Cuomo confirms pied-à-terre tax is off the table, transfer tax could replace it

There were no clear specifics on what properties would be subject to a transfer tax
By Kathryn Brenzel | March 29, 2019 06:56PM

From left: New York State Senator Andrea Stewart-Cousins, Governor Andrew Cuomo, Speaker of the New York State Assembly Carl Heastie (Credit: Getty Images)

From left: New York State Senator Andrea Stewart-Cousins, Governor Andrew Cuomo, Speaker of the New York State Assembly Carl Heastie (Credit: Getty Images)

Gov. Andrew Cuomo on Friday confirmed that the controversial pied-à-terre tax, an annual levy on nonresidents’ homes valued at $5 million or more, is off the table.

During a press conference Friday evening, the governor said he and the legislature are working on an alternative to replace the tax in the proposed state budget. Instead of an annual tax, officials are working on a proposal for a one-time transfer tax on “high-end properties, residential and commercial” in New York. However, no further details on what the transfer tax would look like were provided.

The news follows various reports that the pied-à-terre tax had lost momentum, after resurfacing earlier this month. As of Wednesday, the governor maintained that the measure wasn’t dead.

“Some people believe we can do it with a real estate transfer tax and that would be better,” he told WNYC’s Brian Lehrer on Wednesday. “Obviously, if there’s a better way to do it, fine. But we’re committed to doing it and as of now on the pied-à-terre tax.”

A plan to legalize adult recreational marijuana also won’t make the budget, the governor said. It will instead be revisited after a budget deal is reached and before the end of the legislative session in June. Both the proposed pied-à-terre tax and the cannabis tax were eyed as possible revenue streams for the cash-strapped Metropolitan Transportation Authority.

“If we lose tax revenue generated by cannabis – then we will either need a 50/50 cash split between the city and state, or the pied-à-terre tax, which could raise as much as $9 billion,” the state’s Robert Mujica said earlier this month. “And we would still have a shortfall.”

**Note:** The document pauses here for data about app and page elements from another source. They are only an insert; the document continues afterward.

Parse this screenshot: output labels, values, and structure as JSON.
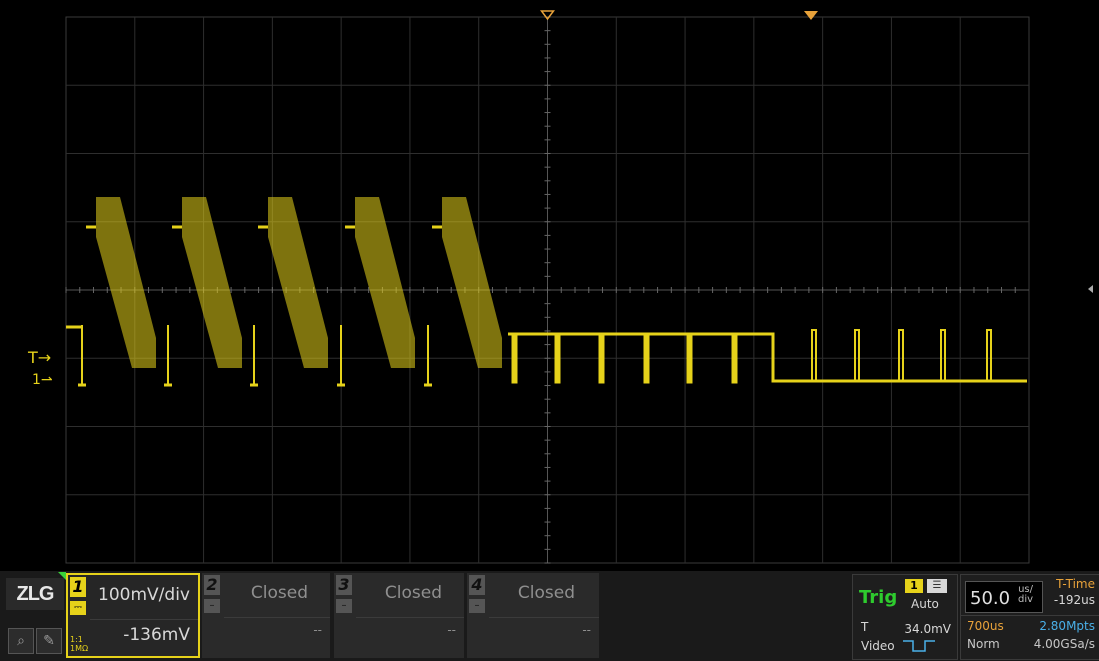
{
  "brand": "ZLG",
  "colors": {
    "ch1": "#e6d21a",
    "grid": "#2e2e2e",
    "trig_ok": "#2ecc2e",
    "orange": "#e8a23a",
    "blue": "#4ab0e8"
  },
  "screen_markers": {
    "trigger_level_label": "T",
    "ch1_marker_label": "1"
  },
  "channels": [
    {
      "number": "1",
      "scale": "100mV/div",
      "offset": "-136mV",
      "probe": "1:1",
      "impedance": "1MΩ",
      "coupling_icon": "dc-coupling-icon"
    },
    {
      "number": "2",
      "scale": "Closed",
      "offset": "--"
    },
    {
      "number": "3",
      "scale": "Closed",
      "offset": "--"
    },
    {
      "number": "4",
      "scale": "Closed",
      "offset": "--"
    }
  ],
  "trigger": {
    "status": "Trig",
    "source": "1",
    "mode": "Auto",
    "level_label": "T",
    "level": "34.0mV",
    "type": "Video"
  },
  "timebase": {
    "scale": "50.0",
    "unit_top": "us/",
    "unit_bottom": "div",
    "ttime_label": "T-Time",
    "ttime": "-192us",
    "acq_time": "700us",
    "memory": "2.80Mpts",
    "acq_mode": "Norm",
    "sample_rate": "4.00GSa/s"
  },
  "waveform": {
    "channel": "1",
    "description_values": {
      "bursts": 5,
      "pulses_after_bursts": 9
    }
  },
  "tools": [
    "zoom-tool-icon",
    "probe-tool-icon"
  ]
}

Many in the real estate industry objected to the annual tax, claiming it would discourage high-net-worth individuals from investing in the city, which would, in turn, lead to less development. Brokers also warned that such a tax would hurt the city’s already soft luxury market, particularly among existing new development stock.

Cuomo noted that he won’t support another revenue stream congestion pricing — or any more funding for the MTA — in the budget without mandating certain reforms within the agency, including the debarment of the agency’s “bad” contractors. He said public campaign finance reform is also a priority for him in the budget.